[Records to use — start]

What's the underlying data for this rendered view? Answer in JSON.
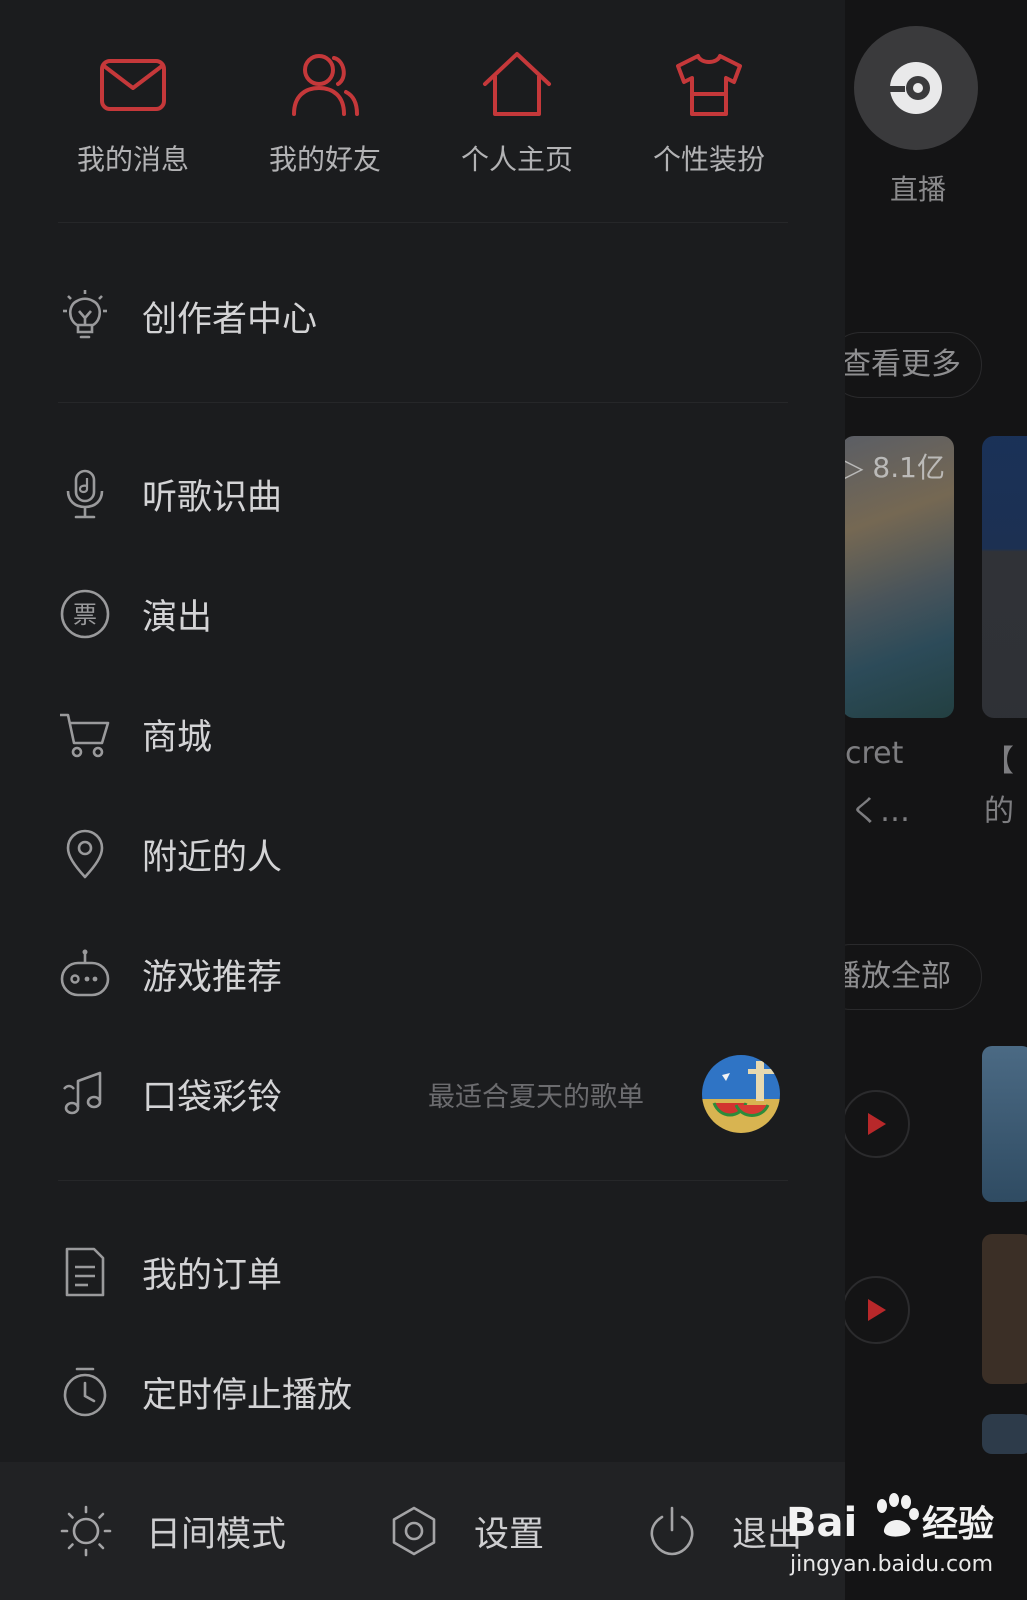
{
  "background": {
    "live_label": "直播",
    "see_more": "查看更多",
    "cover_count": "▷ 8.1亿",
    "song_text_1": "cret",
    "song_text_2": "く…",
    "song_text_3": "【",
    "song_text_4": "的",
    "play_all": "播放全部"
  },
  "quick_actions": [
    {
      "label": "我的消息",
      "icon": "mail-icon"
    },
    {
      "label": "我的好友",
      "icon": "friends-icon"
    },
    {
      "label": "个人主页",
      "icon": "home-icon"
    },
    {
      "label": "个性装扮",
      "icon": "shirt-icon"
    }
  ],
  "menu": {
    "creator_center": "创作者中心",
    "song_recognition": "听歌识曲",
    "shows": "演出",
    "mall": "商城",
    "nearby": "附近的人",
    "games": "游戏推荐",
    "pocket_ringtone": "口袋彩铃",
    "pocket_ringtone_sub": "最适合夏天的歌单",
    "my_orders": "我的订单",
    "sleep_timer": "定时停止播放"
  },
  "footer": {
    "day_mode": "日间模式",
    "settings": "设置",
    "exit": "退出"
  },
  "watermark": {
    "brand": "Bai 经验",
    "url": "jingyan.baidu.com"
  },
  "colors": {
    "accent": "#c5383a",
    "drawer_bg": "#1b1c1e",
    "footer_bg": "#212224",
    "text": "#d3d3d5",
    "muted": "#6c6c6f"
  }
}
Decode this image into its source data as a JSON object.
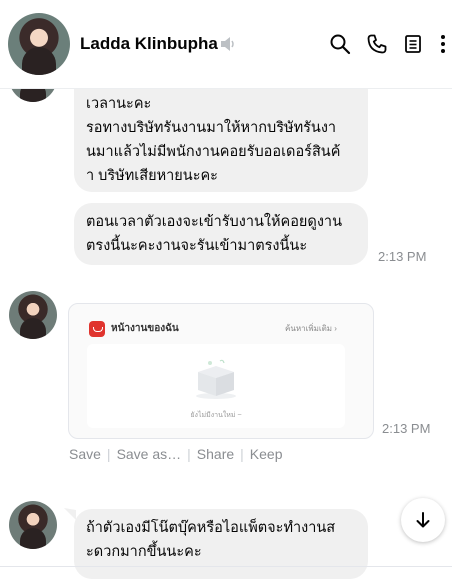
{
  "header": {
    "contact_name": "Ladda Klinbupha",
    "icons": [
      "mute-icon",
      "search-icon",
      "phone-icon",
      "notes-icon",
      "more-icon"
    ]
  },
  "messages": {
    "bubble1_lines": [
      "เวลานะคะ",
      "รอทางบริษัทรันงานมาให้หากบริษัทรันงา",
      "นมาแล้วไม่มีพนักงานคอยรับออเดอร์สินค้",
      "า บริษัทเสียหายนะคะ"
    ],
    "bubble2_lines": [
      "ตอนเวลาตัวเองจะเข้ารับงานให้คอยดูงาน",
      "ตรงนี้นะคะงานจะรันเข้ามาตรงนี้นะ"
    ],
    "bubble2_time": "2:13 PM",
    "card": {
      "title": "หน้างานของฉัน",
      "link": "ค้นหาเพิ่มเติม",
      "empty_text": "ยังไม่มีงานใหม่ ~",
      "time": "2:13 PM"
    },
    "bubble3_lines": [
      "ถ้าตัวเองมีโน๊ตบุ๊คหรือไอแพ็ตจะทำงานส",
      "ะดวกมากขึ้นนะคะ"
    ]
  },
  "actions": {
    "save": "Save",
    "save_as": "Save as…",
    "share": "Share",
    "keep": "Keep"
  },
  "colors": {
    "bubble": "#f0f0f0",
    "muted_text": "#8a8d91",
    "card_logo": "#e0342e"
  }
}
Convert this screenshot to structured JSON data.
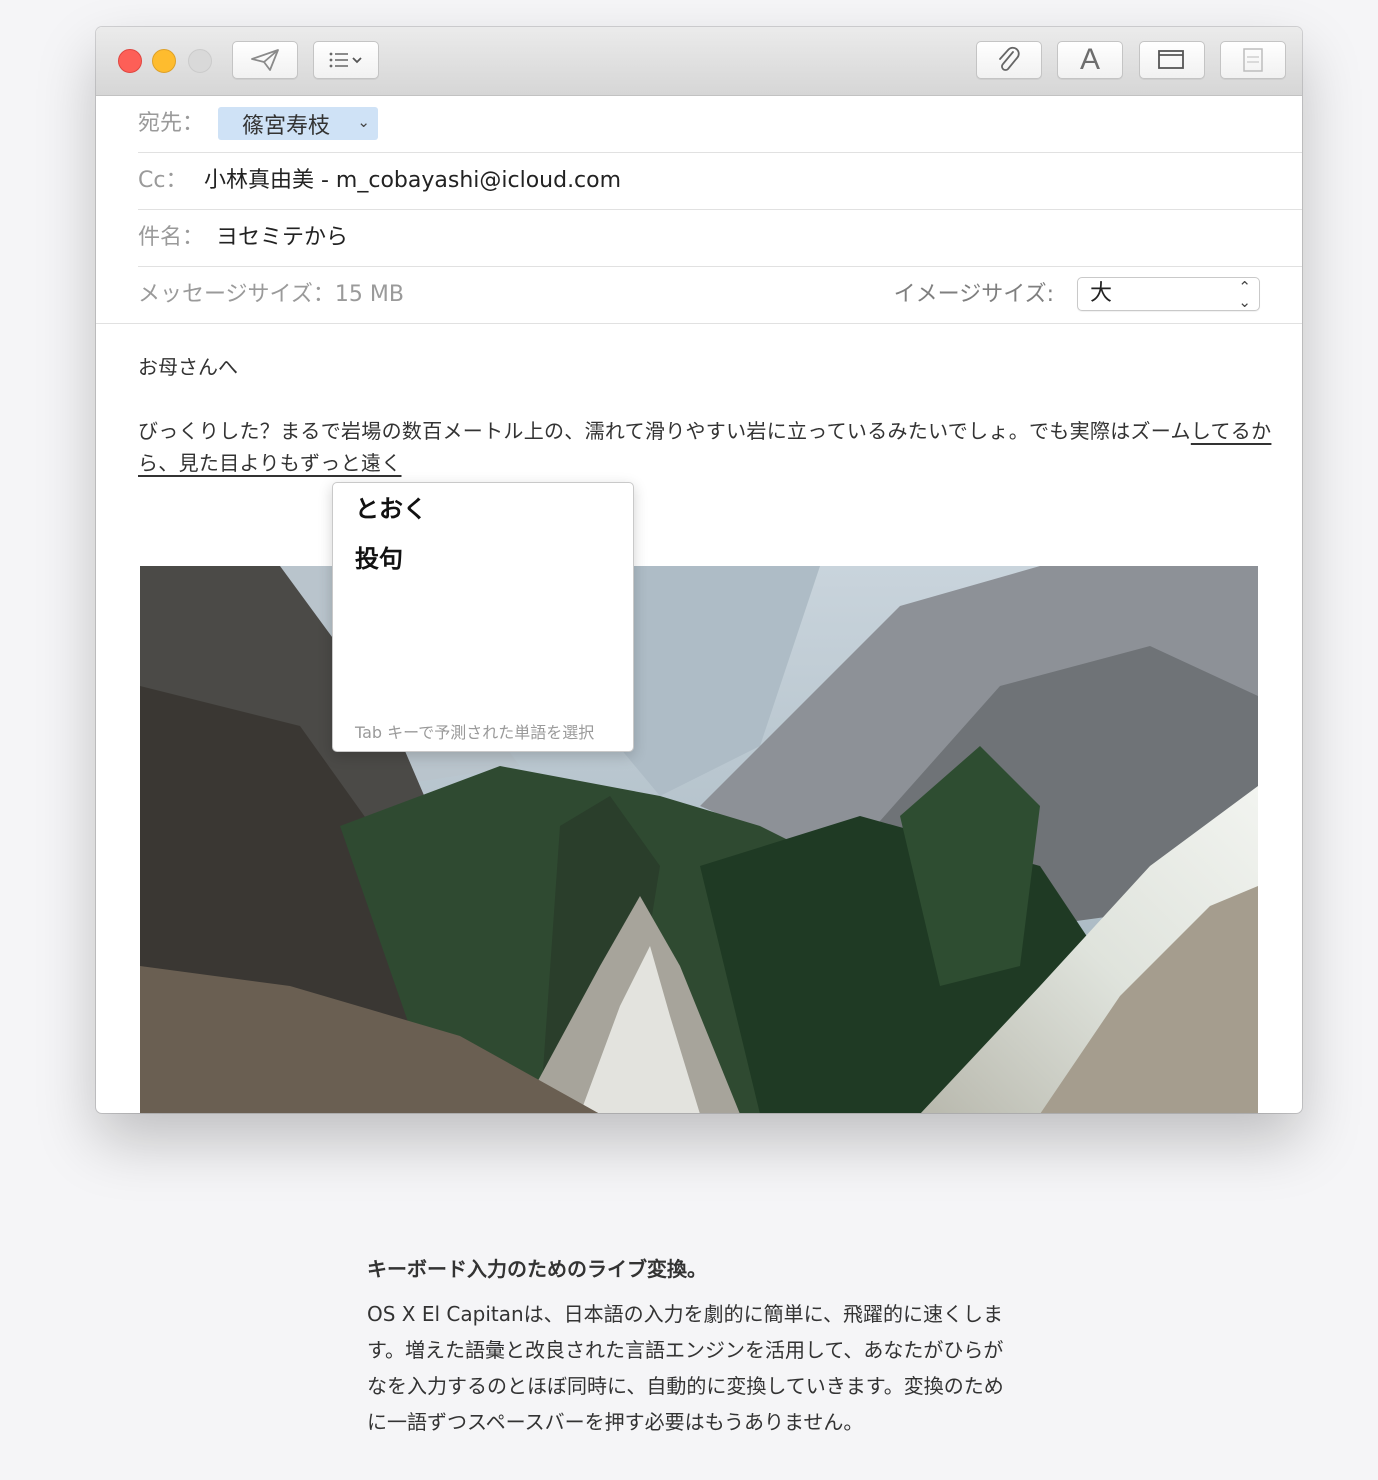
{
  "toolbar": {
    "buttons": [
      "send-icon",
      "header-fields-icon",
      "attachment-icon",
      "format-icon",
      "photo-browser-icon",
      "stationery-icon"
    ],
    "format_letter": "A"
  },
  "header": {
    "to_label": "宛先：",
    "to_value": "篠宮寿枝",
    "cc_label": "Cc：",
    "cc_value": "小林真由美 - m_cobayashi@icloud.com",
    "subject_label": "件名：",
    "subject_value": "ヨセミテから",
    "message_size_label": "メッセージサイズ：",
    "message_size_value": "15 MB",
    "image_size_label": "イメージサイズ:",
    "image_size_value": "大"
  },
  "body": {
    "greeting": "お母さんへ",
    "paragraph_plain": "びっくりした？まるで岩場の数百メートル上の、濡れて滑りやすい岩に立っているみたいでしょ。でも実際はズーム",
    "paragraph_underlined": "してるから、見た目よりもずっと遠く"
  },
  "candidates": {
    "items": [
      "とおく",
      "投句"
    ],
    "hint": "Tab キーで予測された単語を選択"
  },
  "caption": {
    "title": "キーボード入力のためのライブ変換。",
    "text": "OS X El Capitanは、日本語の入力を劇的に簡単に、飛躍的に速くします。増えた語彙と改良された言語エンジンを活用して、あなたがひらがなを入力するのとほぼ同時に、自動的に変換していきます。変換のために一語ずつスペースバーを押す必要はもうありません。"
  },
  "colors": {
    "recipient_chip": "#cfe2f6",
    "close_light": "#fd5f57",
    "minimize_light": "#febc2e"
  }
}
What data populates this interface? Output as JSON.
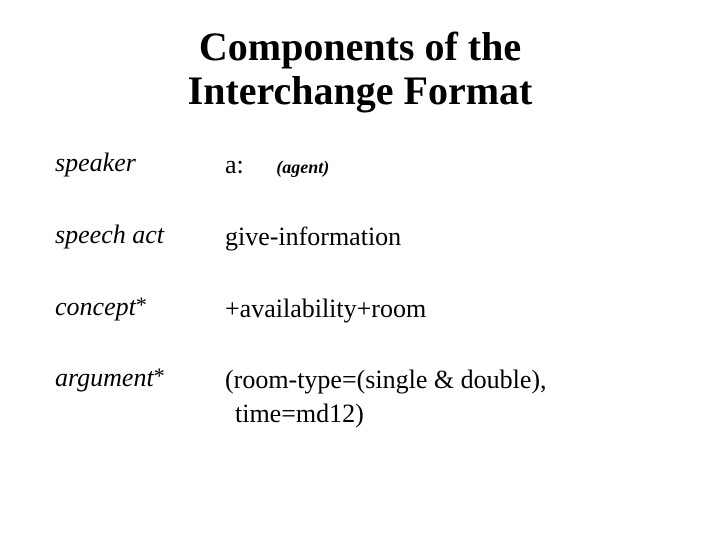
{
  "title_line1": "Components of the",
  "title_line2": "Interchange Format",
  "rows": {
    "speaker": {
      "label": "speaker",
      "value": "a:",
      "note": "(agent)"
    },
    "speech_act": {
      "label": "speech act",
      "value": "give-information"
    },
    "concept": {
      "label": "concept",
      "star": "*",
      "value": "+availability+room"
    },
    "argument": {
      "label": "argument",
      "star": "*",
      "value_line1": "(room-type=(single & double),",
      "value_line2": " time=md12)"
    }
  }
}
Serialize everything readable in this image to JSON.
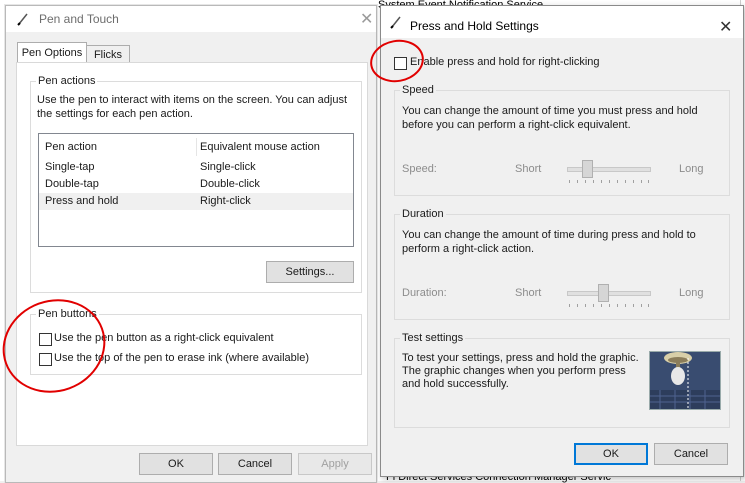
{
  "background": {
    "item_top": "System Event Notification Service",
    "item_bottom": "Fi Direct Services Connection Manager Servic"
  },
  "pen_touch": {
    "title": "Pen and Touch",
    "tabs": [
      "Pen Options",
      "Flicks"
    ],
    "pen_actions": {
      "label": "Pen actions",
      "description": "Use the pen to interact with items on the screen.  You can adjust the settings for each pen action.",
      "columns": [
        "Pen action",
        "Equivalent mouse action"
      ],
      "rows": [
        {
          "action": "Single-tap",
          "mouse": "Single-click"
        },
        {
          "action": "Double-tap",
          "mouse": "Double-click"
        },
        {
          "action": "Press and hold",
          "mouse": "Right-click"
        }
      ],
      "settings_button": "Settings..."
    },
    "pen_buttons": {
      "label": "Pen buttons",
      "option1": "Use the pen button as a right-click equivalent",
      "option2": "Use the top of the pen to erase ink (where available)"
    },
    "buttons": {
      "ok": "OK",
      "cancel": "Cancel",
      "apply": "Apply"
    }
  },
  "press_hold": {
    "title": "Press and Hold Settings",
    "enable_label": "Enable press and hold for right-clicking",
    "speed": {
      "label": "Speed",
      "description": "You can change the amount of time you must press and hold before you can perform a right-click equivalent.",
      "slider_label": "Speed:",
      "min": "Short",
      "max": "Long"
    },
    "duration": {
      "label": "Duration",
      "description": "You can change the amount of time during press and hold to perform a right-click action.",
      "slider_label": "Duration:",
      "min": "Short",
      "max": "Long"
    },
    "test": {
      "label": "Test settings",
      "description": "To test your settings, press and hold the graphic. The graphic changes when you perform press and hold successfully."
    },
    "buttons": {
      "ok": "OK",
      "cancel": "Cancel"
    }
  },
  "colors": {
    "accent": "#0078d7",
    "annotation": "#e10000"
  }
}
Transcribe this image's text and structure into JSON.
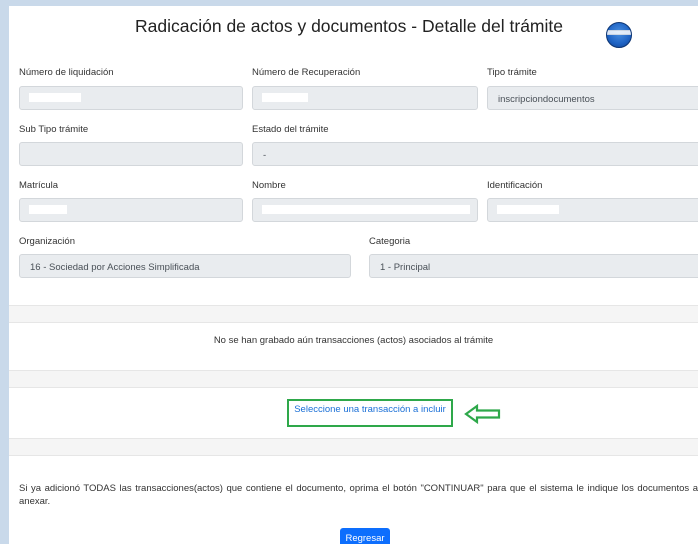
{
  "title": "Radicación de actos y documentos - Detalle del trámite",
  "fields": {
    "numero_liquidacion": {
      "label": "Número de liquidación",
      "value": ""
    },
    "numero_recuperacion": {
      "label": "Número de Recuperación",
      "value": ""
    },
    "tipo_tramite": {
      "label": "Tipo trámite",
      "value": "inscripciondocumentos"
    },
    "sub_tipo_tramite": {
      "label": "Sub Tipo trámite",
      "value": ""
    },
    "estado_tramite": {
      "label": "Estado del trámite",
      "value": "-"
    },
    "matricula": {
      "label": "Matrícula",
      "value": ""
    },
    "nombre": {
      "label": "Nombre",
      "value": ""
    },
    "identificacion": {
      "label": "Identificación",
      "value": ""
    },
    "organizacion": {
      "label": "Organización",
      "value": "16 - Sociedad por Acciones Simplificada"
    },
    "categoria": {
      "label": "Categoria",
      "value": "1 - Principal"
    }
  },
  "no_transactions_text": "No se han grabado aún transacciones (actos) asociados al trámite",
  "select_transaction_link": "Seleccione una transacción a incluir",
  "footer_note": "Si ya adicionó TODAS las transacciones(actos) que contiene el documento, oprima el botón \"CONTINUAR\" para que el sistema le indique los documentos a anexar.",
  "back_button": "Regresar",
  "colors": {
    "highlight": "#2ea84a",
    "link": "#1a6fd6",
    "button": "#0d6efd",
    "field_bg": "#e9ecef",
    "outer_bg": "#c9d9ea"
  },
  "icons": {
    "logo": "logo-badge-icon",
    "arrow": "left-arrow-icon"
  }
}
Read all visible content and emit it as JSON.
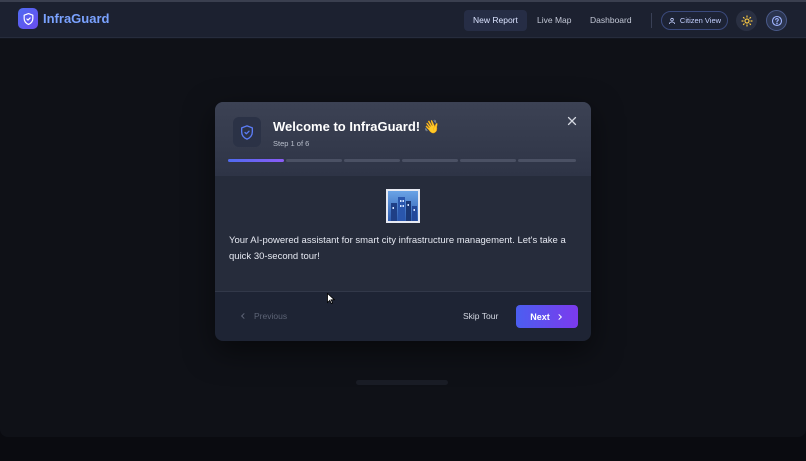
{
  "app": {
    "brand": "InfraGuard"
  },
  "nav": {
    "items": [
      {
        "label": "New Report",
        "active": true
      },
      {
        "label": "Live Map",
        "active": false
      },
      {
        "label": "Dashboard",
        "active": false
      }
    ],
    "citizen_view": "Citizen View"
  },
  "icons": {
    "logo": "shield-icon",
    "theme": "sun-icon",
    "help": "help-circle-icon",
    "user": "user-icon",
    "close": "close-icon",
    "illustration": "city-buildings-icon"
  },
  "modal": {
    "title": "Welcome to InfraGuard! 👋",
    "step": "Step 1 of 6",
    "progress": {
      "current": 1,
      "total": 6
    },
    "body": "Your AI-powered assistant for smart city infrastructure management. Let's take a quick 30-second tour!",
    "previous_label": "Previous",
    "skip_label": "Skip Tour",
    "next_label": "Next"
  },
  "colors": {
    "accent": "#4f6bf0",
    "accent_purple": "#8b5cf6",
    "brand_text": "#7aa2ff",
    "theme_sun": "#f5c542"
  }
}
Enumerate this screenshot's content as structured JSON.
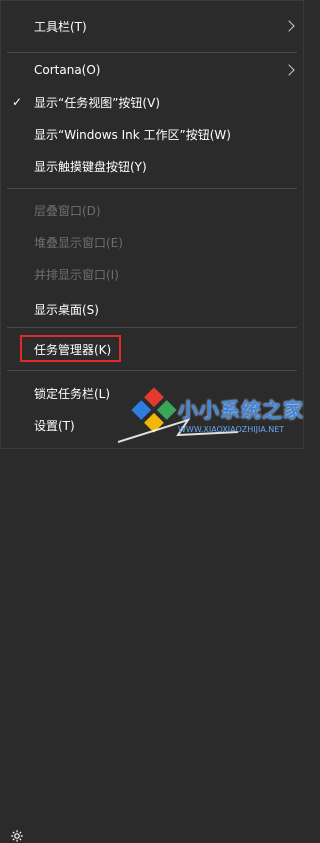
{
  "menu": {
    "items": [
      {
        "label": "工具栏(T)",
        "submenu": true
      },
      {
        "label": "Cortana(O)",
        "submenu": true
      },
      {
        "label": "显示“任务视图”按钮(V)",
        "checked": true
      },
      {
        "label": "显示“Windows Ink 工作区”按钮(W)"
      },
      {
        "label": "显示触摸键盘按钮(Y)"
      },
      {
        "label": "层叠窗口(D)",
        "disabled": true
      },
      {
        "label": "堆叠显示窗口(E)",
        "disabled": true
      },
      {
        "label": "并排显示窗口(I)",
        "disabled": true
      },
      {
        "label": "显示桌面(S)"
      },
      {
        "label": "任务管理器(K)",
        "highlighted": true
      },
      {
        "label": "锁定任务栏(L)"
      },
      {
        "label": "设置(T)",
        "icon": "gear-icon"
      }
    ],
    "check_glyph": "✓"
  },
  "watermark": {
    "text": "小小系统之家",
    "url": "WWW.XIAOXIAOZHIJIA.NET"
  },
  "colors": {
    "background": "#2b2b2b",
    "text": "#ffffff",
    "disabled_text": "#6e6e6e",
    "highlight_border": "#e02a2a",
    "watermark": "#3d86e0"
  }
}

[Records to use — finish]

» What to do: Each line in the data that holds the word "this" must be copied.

» Exercise response:
What's the underlying data for this rendered view? Answer in JSON.
Decode this image into its source data as a JSON object.
Convert this screenshot to structured JSON data.
What data populates this interface? Output as JSON.
Serialize everything readable in this image to JSON.
Transcribe this image's text and structure into JSON.
Enumerate this screenshot's content as structured JSON.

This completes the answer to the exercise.